An exhibition–as–thought experiment runs the risk of being curatorially heavy-handed, sublimating authorship with argument and only mobilizing work as evidence of a claim formed before the show was conceived. The format also has the potential to approach the exhibition format as a venue to test ideas and engage with others testing the same ideas in different fields and different media, transforming the gallery into a space of interdisciplinarity for more than interdisciplinarity’s sake and destabilizing the notion of the “art object.” Some critiques levied at the show have suggested that Latour simply instrumentalized art and artists, undercutting their own authorship and meaning with didactic explanation to serve a linear argument. Reset Modernity! assembles a staggering collection of work from architects, filmmakers, sociologists, anthropologists, photographers, and painters. If the curators had not pulled together such robust and heterogeneous a show, then yes, it’s possible the work could have been subsumed by the curatorial hand. But here it stands on equal footing, in dialogue with each curatorial provocation as well as much, much more. The audience is, after all, free to dispense with the handy flipbook and wander the gallery on its own terms. Partitions interrupt a smooth and linear flow of foot traffic at unexpected angles, fragmenting the gallery floor and hinting that there are multiple paths through this field.

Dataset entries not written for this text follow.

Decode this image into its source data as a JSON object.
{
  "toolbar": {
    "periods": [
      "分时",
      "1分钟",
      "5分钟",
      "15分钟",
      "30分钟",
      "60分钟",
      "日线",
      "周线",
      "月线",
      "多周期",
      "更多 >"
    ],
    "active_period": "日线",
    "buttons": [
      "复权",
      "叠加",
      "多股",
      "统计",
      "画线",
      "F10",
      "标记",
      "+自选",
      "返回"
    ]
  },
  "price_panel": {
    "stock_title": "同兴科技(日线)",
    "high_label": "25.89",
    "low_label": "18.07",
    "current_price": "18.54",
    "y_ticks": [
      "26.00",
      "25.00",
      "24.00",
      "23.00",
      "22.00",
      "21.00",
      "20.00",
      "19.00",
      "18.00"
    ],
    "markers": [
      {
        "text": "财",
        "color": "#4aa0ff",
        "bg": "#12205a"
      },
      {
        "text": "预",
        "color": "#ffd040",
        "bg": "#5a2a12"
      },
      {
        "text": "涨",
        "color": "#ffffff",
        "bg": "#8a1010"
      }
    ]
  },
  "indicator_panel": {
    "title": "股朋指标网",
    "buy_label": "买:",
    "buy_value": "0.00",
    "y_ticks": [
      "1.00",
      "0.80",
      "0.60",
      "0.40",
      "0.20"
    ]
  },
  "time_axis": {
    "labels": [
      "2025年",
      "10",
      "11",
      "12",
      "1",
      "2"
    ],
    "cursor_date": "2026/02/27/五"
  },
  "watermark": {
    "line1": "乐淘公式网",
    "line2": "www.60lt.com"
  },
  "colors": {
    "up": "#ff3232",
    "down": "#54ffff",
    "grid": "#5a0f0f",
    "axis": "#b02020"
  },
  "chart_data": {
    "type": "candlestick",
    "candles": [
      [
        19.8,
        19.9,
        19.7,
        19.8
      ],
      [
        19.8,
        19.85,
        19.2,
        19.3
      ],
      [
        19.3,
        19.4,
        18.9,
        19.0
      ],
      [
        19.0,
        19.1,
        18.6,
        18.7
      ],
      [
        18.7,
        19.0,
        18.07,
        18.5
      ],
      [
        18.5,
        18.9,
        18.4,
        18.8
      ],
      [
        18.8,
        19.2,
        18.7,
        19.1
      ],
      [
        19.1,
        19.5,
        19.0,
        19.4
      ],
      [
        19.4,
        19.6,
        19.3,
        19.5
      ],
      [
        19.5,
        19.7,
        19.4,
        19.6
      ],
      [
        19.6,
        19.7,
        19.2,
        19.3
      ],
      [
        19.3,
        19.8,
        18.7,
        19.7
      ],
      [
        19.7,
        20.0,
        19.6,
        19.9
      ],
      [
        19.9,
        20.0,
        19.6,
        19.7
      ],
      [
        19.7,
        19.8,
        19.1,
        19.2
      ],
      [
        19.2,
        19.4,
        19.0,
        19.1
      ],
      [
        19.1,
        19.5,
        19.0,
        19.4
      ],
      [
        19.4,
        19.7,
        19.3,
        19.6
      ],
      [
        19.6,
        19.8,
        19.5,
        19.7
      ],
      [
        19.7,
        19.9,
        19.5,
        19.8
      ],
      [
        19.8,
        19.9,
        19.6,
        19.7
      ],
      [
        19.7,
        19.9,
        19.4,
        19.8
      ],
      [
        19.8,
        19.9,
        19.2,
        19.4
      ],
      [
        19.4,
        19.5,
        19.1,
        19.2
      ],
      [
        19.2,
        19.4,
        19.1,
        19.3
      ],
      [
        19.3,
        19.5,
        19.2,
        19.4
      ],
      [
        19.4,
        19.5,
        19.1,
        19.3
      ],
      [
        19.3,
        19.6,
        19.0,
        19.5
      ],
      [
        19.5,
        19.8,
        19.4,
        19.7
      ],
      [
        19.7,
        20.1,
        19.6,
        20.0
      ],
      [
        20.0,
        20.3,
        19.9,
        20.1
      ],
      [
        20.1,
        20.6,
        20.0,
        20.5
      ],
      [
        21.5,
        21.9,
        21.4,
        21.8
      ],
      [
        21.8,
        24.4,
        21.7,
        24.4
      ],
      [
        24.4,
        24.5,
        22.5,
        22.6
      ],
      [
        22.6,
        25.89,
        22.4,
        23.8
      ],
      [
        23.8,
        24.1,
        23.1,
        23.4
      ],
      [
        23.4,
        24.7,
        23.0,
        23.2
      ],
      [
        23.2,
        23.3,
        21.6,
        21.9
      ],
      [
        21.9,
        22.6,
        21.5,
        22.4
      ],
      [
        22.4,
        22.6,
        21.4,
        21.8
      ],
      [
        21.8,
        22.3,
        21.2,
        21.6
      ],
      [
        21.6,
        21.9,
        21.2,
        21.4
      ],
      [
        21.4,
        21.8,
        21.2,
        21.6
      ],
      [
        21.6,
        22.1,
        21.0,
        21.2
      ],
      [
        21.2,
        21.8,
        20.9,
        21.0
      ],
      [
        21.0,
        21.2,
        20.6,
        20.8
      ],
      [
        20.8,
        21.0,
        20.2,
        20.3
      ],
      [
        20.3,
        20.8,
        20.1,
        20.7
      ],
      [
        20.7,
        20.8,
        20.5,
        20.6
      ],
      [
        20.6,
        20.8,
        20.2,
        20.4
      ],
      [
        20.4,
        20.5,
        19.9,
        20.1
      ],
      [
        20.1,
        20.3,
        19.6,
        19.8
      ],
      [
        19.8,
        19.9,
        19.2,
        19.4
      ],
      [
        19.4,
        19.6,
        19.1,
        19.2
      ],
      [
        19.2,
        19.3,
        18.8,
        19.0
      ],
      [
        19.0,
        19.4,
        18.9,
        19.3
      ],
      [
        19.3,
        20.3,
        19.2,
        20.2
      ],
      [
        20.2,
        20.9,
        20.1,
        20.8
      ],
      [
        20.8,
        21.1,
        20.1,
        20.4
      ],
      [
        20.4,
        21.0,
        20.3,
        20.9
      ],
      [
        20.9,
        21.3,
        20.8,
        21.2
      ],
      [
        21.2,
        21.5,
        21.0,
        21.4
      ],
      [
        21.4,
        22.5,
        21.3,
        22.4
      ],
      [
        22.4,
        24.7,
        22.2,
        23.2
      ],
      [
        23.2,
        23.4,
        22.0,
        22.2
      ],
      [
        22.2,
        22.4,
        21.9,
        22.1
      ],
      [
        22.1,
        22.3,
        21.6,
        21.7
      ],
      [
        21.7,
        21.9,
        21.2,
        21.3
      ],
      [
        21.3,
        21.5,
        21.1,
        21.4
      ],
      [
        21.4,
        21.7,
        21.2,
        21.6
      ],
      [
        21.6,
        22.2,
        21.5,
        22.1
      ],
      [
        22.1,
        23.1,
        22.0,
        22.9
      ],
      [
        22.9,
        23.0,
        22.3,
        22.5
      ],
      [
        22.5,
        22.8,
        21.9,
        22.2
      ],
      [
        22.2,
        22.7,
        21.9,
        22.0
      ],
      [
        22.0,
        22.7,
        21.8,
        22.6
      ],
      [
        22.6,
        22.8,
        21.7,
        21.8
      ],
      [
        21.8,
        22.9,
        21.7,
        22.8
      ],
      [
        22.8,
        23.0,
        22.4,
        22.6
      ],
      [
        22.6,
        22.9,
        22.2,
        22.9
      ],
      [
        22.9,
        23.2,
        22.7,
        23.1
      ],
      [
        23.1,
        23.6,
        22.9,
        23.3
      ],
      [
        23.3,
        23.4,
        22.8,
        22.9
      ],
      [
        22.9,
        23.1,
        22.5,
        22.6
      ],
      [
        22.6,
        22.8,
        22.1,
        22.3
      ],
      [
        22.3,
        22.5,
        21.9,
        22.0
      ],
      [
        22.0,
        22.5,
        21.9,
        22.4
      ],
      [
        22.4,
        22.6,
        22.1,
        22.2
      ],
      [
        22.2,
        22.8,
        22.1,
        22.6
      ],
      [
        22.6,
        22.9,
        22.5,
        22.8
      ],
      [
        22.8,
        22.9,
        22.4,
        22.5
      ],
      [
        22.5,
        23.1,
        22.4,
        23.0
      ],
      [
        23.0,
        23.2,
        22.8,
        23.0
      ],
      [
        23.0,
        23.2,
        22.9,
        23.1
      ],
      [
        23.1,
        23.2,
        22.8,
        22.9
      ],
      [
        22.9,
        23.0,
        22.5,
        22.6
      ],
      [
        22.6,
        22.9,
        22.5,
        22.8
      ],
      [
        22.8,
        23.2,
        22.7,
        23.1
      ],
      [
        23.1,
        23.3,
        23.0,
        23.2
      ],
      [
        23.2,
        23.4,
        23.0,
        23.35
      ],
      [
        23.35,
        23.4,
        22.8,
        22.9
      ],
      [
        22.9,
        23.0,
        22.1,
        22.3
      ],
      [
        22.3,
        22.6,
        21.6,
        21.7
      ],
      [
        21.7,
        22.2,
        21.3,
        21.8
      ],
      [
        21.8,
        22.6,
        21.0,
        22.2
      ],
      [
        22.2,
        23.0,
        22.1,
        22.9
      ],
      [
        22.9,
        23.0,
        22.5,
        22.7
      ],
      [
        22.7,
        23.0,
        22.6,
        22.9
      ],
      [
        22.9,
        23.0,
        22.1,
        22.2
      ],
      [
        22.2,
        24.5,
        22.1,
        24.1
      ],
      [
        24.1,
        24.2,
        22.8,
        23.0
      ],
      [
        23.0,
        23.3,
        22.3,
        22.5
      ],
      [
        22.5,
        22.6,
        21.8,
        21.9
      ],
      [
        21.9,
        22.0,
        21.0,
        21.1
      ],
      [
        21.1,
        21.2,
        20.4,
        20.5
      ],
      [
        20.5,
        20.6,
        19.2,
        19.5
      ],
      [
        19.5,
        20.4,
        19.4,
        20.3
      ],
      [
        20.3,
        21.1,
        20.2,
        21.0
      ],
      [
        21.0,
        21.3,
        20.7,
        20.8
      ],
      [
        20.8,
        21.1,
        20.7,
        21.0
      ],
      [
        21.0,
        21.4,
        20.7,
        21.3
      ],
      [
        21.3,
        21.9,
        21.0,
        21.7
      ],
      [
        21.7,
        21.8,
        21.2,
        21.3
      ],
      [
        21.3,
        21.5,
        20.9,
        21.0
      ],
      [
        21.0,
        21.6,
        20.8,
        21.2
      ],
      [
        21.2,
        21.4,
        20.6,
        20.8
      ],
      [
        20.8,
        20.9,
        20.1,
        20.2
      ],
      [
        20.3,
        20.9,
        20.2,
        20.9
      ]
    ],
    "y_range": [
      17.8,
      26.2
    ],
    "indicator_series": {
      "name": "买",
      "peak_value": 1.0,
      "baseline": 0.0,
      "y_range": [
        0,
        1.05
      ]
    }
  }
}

Regardless, at 6:00 p.m., you must put your field guide back. As our tour with the curator nears its end, the museum guard intervenes. The ZKM closes as six o’clock sharp, and no amount of persuading will convince him otherwise. Sometimes you just can’t escape institutional constraints.
For more information on the telluric lithography process for both the cover art of the field guide and exhibition catalog, see Reset Modernity!, ed. Bruno Latour and Christophe Leclercq (Cambridge, MA: MIT Press, 2016), 42. ↩
Bruno Latour, Reset Modernity! Field Book (Karlsruhe, Germany: ZKM Publications, 2016). The procedures: Relocalizing the Global, Without the World or Within, Sharing Responsibility: A Farewell to the Sublime, From Lands to Disputed Territories, Secular at Last!, Innovation Not Hype. ↩
Latour, Reset Modernity! Field Book. ↩
Rania Ghosn and El Hadi Jazairy, “Gaia Global Circus: A Climate Tragicomedy,” Climates: Architecture and the Planetary Imaginary (New York and Zurich: Columbia Books on Architecture and the City and Lars Müller Publishers, 2016), 54. ↩
Bruno Latour, We Have Never Been Modern, trans. Catherine Porter (Cambridge, MA: Harvard University Press, 1993), 27. ↩
Bruno Latour, Reassembling the Social: An Introduction to Actor-Network-Theory (Oxford: Oxford University Press, 2005), 175. ↩
Latour and Leclercq, Reset Modernity!, 396. ↩
Caitlin Blanchfield is PhD candidate at Columbia University's Graduate School of Architecture, Planning, and Preservation, and a contributing editor to the Avery Review.